The last couple of weeks has seen some very important decisions being made by the U.S. Federal Reserve. Lehman Bros has been allowed to fail, filing for Chapter 11 bankruptcy while Fannie Mae, Freddie Mac and now insurance giant AIG have been bailed out. Some of our largest financial giants have sunk, some have been rescued and others continue to swim (or tread water). While these decisions will have widespread ramifications for consumers, businesses and financial markets globally, they have been made by the Fed to quickly restore confidence and certainty in what can be described as the most uncertain of times.
In fact, the market turmoil provides an interesting study in the unease that ensues when rules are unclear and inconsistent. We often think of this as either “sinking or swimming”. As leaders we have both incentive and responsibility to provide ongoing clarity and consistency for our teams, while simultaneously encouraging risk taking and innovation. To do so requires emotional intelligence — what Daniel Goleman calls the ability to “acquire and apply knowledge from your emotions and the emotions of others” to make effective decisions in any situation.
In challenging times, one way of achieving this balance is to understand the critical role that emotions play in both perception and performance:
- Emotions affect how we respond to changing conditions as well as to one another
- Emotions are highly contagious (as Annie McKee reminds us)
When we experience negative emotions — especially fear and distress –- we tend to spiral into avoidance, paralysis or hysteria. These mindsets feed off one another, clearly inhibit productivity, and can swell to epidemic proportions if collectively embraced. As leaders, we have to be vigilant about infusing passion and positivity into everything we do if we want our teams to be focused and optimistic in turn. After all, we have large and difficult challenges to face individually and collectively — and we will need every ounce of innovation, creativity and collaborative teamwork to move forward.
As a leader, think about how are you keeping the waters calm in your organization. How can you best reward risk taking while concurrently discouraging over–zealousness? Look for the leaders amongst your teams — those that demonstrate strong emotional intelligence. Look for those who are resilient, confident and highly communicative, infusing their teams with those same qualities and energy. Look also for those who need your help. Nurture those teams’ abilities to cope with stress and negativity, and you will be rewarded with people with enhanced confidence who can deliver stronger performance and success.

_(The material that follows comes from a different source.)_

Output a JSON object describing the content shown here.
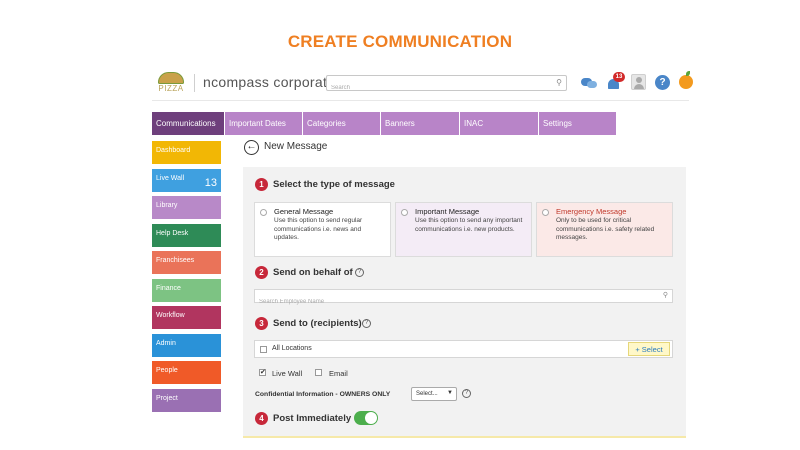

Nina Nets It Out: We can learn from the current global market turbulence; key dos and don’ts are pervasive. Minimize negativity, keep your teams individually and collectively focused, and provide consistency and clarity to foster the best performance. In times like these, more than ever, we must leverage the diversity of our villages and don’t hit the panic button.
This is a great piece on the importance of understanding the role emotions play in business. You might be interested in reading a post I authored entitled “Emotional Control” which can be viewed here: http://www.n2growth.com/blog/emotional-control
Thanks for your comment and the referral to your post. Certainly a worthwhile point to keep front and center in people’s minds; especially as we find ourselves going through some difficult financial market turmoil. But, of course, the need to demonstrate emotional control does not necessitate a “tumultuous” or “unforeseen” situation. A good leader should ALWAYS maintain emotional control, regardless of the situation at hand.
Nina – really interesting post…thanks. Of course, human beings are all emotional creatures and some people are better at controlling this than others.
However the first step as a leader is raising your own self awareness about your emotions. What or who ‘pushes your button’? How does it make you feel inside? Once you have some insights into this then for me it is the first step to developing yourself into an effective and emotionally intelligent leader.
How right you are! Some folks are better at this than others, but truly effective leaders MUST find a way to be good at this very important aspect. So much interpersonal communication is based on emotions and, as such, clear communication [with emotions in check] is critical to a leader’s ability to lead and garner respect.